One of the most interesting passages relates to the so-called “Darien Scheme,” which was the Kingdom of Scotland’s attempt to colonize the Gulf of Darién in what is today’s Panama. The Scots came equipped with a printing press and plenty of woolen socks but no earthly idea how to deal with gazillions of mosquitos that promptly wiped the colonists out. The financial hit to the Kingdom was so severe that the Scotts agreed to join forces with the English, thus forming what is today the United Kingdom of Great Britain (England, Scotland, and Wales) and Northern Ireland.
Malaria, the most common disease spread by the mosquito, is a thing of the past in much of the developed world, but the parasite still infects some 200 million people a year – killing 400,000. Children aged under the age of five are most susceptible to malaria, accounting for a majority of the fatalities worldwide. In addition to the human suffering, malaria imposes huge economic costs on some of the poorest countries in the world – nine percent of the gross domestic product in Chad, for example.
Mercifully, our most ancient enemy may have met its match. The COVID-19 pandemic sucked so much air out of the news cycle that relatively few people noted the emergence of an amazing new malaria vaccine. The injection infects people with “live Plasmodium falciparum parasites, along with drugs to kill any parasites that reached the liver or bloodstream, where they can cause malaria symptoms.” According to Nature magazine, “the vaccination protected 87.5 percent of participants who were infected after three months with the same strain of parasite that was used in the inoculation, and 77.8 percent of those who were infected with a different strain.”
In our book, Ten Global Trends Every Smart Person Should Know: And Many Others You Will Find Interesting, Ronald Bailey and I noted that thanks to better treatments and preventive measures, the malaria death rate dropped from 12.6 per 100,000 in 1990 to 8.2 per 100,000 in 2017. That incremental progress is encouraging, but we very much look forward to the day when the malaria death rate stands at zero and the disease joins the other illnesses humanity has either extinguished or contained.
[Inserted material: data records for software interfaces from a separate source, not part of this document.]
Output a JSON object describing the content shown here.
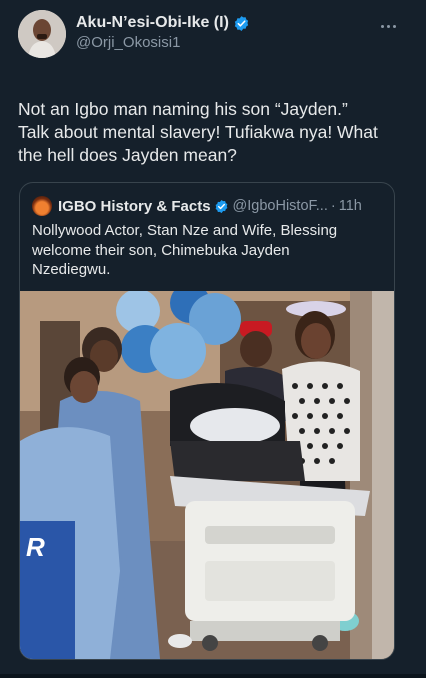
{
  "post": {
    "display_name": "Aku-N’esi-Obi-Ike (I)",
    "handle": "@Orji_Okosisi1",
    "verified": true,
    "more_icon": "more-horizontal-icon",
    "text": "Not an Igbo man naming his son “Jayden.”\nTalk about mental slavery! Tufiakwa nya! What\nthe hell does Jayden mean?"
  },
  "quoted": {
    "display_name": "IGBO History & Facts",
    "handle": "@IgboHistoF...",
    "separator": "·",
    "time": "11h",
    "verified": true,
    "text": "Nollywood Actor, Stan Nze and Wife, Blessing\nwelcome their son, Chimebuka Jayden\nNzediegwu.",
    "media_sign": "R"
  },
  "colors": {
    "background": "#15202b",
    "text_primary": "#e7e9ea",
    "text_secondary": "#8b98a5",
    "verified_blue": "#1d9bf0",
    "border": "#38444d"
  }
}
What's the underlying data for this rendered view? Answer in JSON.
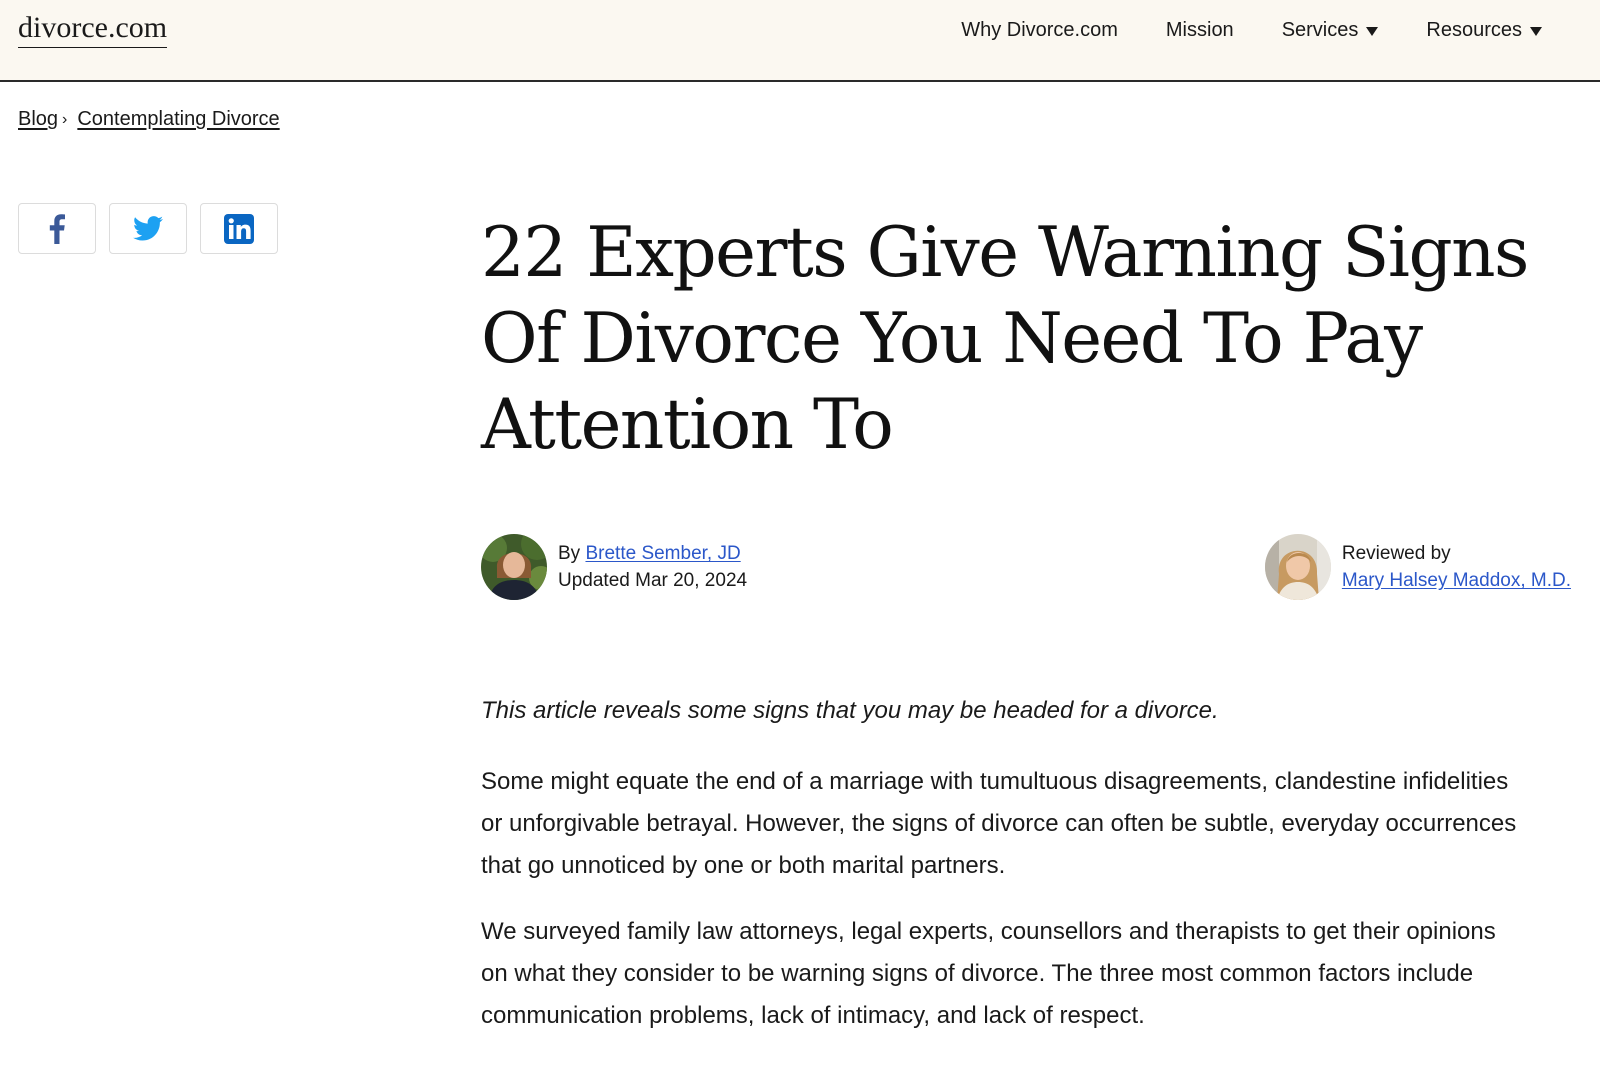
{
  "header": {
    "logo": "divorce.com",
    "nav": [
      {
        "label": "Why Divorce.com",
        "has_dropdown": false
      },
      {
        "label": "Mission",
        "has_dropdown": false
      },
      {
        "label": "Services",
        "has_dropdown": true
      },
      {
        "label": "Resources",
        "has_dropdown": true
      }
    ]
  },
  "breadcrumb": {
    "items": [
      "Blog",
      "Contemplating Divorce"
    ],
    "separator": "›"
  },
  "share": {
    "buttons": [
      "facebook-icon",
      "twitter-icon",
      "linkedin-icon"
    ],
    "colors": {
      "facebook": "#3b5998",
      "twitter": "#1da1f2",
      "linkedin": "#0a66c2"
    }
  },
  "article": {
    "title": "22 Experts Give Warning Signs Of Divorce You Need To Pay Attention To",
    "author": {
      "prefix": "By",
      "name": "Brette Sember, JD",
      "updated": "Updated Mar 20, 2024"
    },
    "reviewer": {
      "label": "Reviewed by",
      "name": "Mary Halsey Maddox, M.D."
    },
    "lede": "This article reveals some signs that you may be headed for a divorce.",
    "paragraphs": [
      "Some might equate the end of a marriage with tumultuous disagreements, clandestine infidelities or unforgivable betrayal. However, the signs of divorce can often be subtle, everyday occurrences that go unnoticed by one or both marital partners.",
      "We surveyed family law attorneys, legal experts, counsellors and therapists to get their opinions on what they consider to be warning signs of divorce. The three most common factors include communication problems, lack of intimacy, and lack of respect."
    ]
  },
  "colors": {
    "header_bg": "#fbf8f1",
    "link": "#2b57c9",
    "text": "#1a1a1a"
  }
}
Last year may have been a miserable one, but it appears to have delivered not one but two important vaccines. Surely that’s something for which we should be grateful.